What is being asked ::
Please filter the listing below and copy out the lines that hold "kind".

Provided data ::
____

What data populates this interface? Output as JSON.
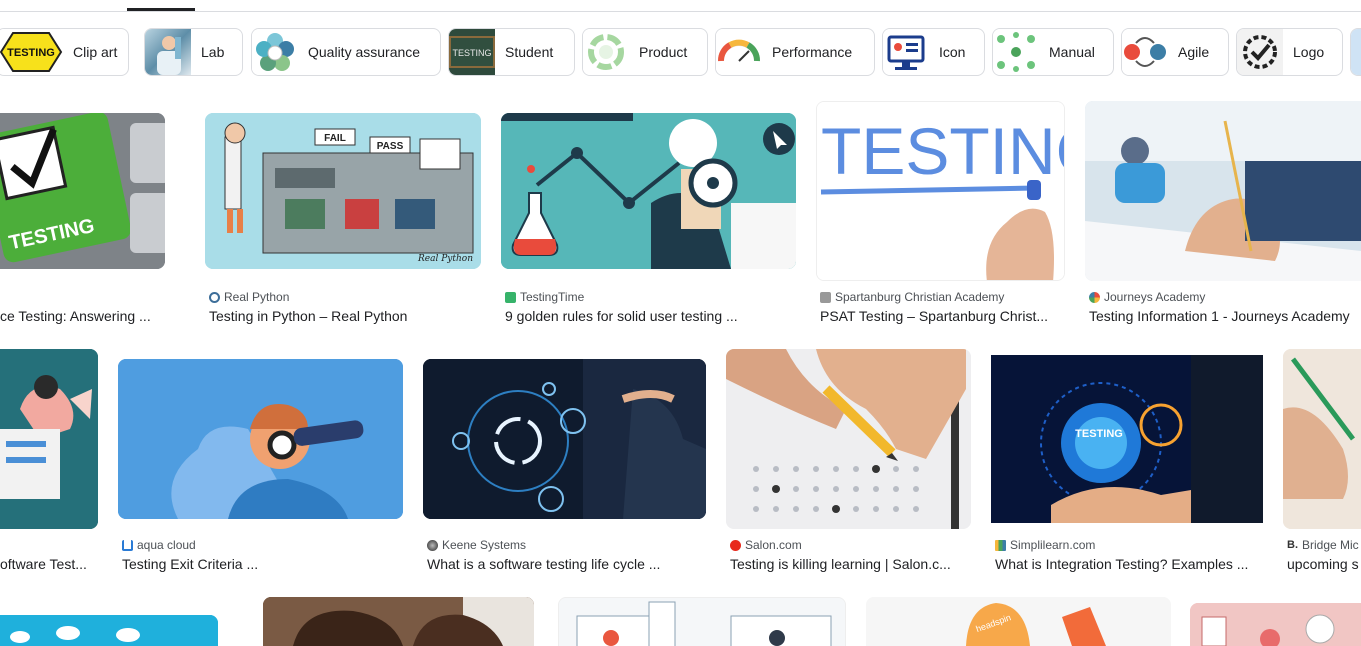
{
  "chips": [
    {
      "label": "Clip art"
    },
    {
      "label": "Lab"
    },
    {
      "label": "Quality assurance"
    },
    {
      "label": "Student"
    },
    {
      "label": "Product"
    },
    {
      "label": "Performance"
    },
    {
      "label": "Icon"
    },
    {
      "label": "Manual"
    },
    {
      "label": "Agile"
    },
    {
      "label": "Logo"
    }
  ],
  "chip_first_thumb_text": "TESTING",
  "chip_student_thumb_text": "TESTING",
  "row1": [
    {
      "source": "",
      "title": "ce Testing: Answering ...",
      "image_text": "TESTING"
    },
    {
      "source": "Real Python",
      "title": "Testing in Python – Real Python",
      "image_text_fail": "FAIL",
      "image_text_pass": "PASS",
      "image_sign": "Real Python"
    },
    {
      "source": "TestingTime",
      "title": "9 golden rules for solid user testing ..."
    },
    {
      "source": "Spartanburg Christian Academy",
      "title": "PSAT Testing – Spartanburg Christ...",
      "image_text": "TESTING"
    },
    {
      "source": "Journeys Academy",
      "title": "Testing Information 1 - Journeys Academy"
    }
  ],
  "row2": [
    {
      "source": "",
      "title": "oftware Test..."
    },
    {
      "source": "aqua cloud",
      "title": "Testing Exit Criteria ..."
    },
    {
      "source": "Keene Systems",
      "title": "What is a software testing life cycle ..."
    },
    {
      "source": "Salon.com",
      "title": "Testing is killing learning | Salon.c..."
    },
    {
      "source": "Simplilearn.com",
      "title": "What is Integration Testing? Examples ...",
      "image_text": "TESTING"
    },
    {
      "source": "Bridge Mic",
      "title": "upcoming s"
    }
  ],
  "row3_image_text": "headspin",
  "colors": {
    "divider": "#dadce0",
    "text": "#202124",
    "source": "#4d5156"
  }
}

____

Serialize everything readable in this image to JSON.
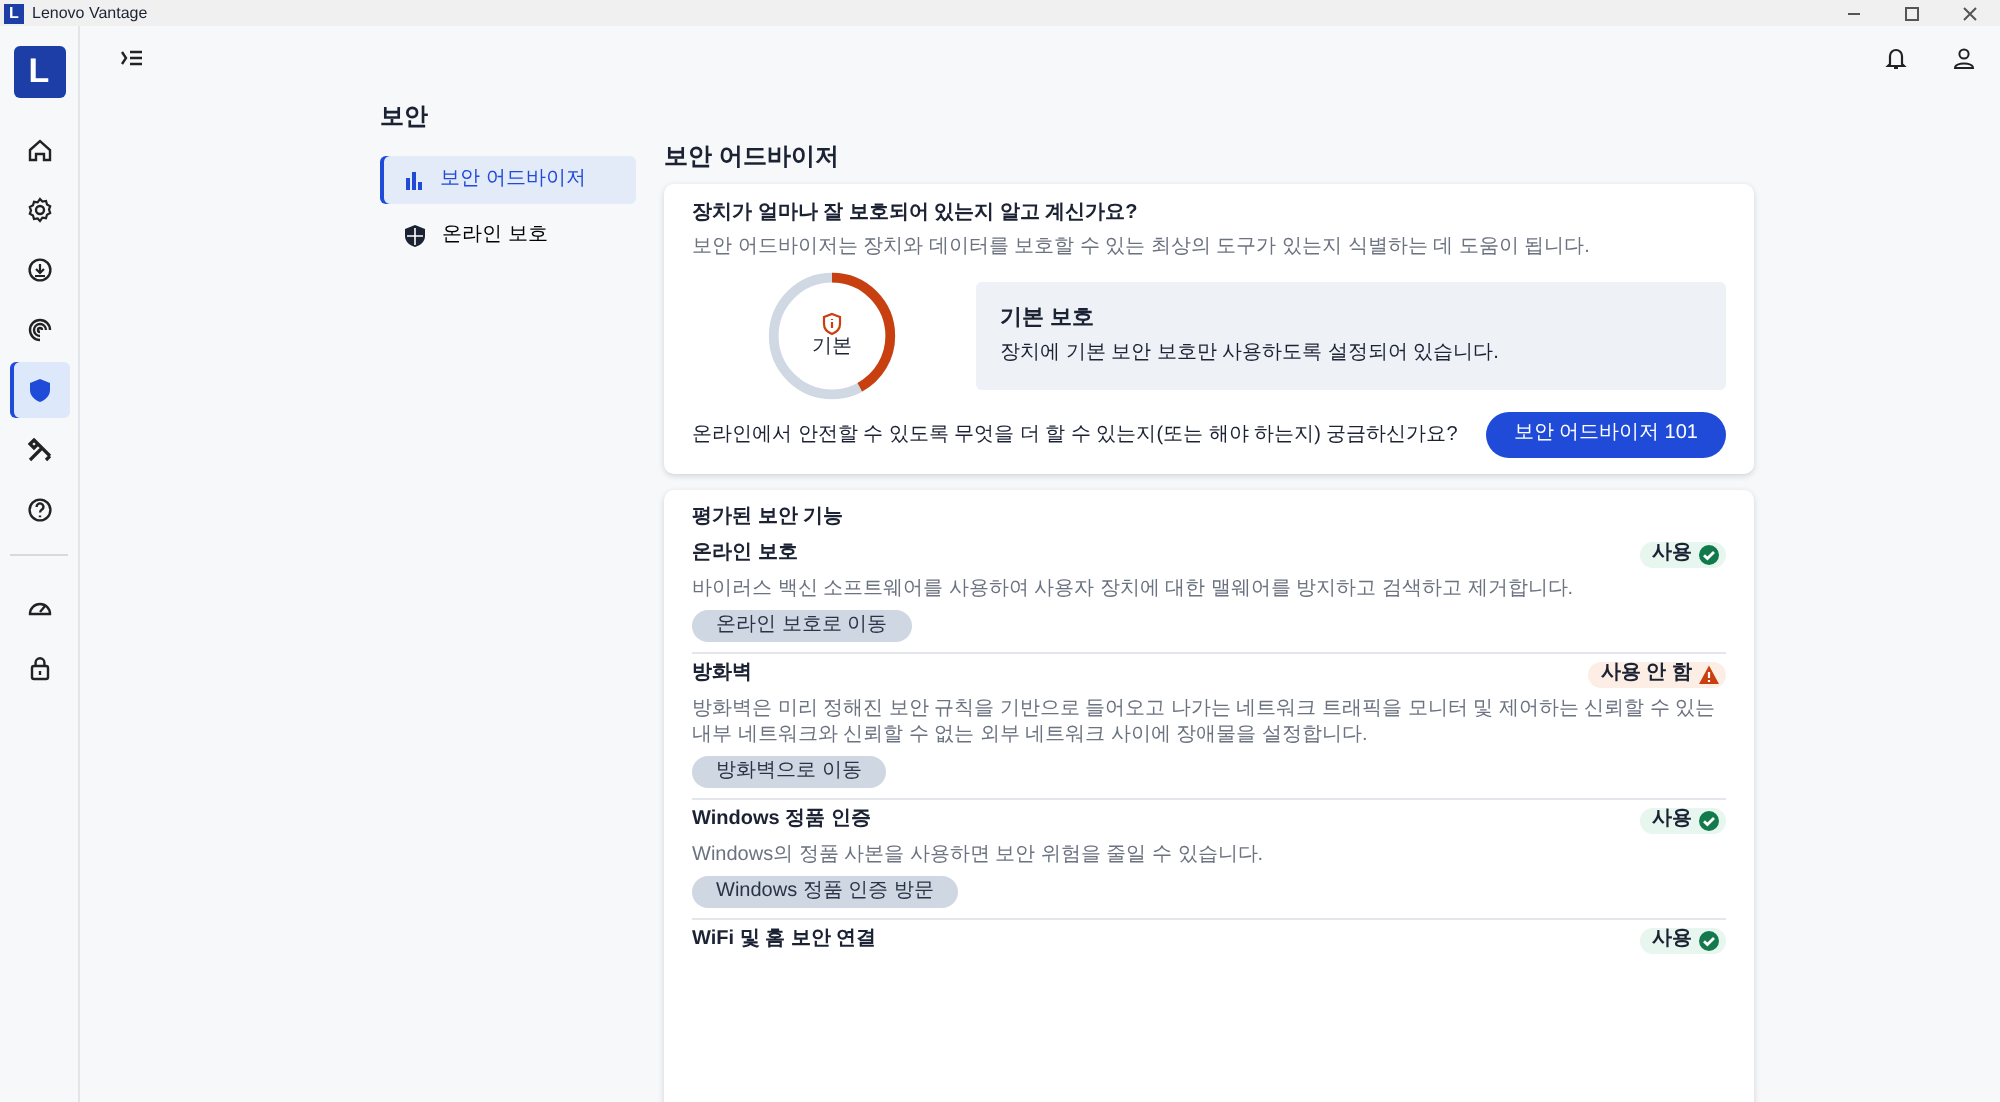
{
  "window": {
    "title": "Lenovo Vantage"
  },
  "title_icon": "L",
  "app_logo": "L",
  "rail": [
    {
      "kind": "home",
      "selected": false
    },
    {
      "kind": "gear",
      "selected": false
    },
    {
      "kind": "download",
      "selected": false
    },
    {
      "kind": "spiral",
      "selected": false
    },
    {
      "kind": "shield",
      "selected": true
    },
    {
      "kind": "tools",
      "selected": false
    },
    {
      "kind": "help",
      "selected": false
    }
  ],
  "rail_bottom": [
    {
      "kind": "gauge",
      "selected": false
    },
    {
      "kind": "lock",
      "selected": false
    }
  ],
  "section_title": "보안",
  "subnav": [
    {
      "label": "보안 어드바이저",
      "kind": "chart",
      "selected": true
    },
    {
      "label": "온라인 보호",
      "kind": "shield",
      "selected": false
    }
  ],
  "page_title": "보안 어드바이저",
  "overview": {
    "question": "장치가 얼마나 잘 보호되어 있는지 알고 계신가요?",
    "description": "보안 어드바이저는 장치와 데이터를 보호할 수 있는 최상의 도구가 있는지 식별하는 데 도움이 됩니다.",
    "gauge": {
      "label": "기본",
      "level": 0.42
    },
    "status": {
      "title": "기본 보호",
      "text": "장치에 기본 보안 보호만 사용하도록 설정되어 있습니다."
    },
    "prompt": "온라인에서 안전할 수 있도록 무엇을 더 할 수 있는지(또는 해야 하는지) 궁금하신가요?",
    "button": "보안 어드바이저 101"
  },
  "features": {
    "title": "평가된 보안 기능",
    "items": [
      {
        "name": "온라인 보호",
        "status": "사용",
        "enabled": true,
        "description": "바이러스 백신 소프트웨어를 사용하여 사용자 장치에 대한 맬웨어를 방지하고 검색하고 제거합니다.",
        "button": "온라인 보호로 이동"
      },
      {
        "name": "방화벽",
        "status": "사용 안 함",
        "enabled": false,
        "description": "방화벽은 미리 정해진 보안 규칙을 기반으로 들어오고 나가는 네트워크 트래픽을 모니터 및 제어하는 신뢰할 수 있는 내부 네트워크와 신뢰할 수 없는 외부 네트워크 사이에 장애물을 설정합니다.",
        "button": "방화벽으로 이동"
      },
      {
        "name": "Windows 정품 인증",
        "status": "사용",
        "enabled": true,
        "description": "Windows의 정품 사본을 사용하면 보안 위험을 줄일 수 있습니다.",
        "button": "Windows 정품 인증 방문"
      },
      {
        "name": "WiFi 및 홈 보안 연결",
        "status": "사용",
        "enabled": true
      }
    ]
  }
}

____

Result for this exercise ::
      "kind": "home",
      "kind": "gear",
      "kind": "download",
      "kind": "spiral",
      "kind": "shield",
      "kind": "tools",
      "kind": "help",
      "kind": "gauge",
      "kind": "lock",
      "kind": "chart",
      "kind": "shield",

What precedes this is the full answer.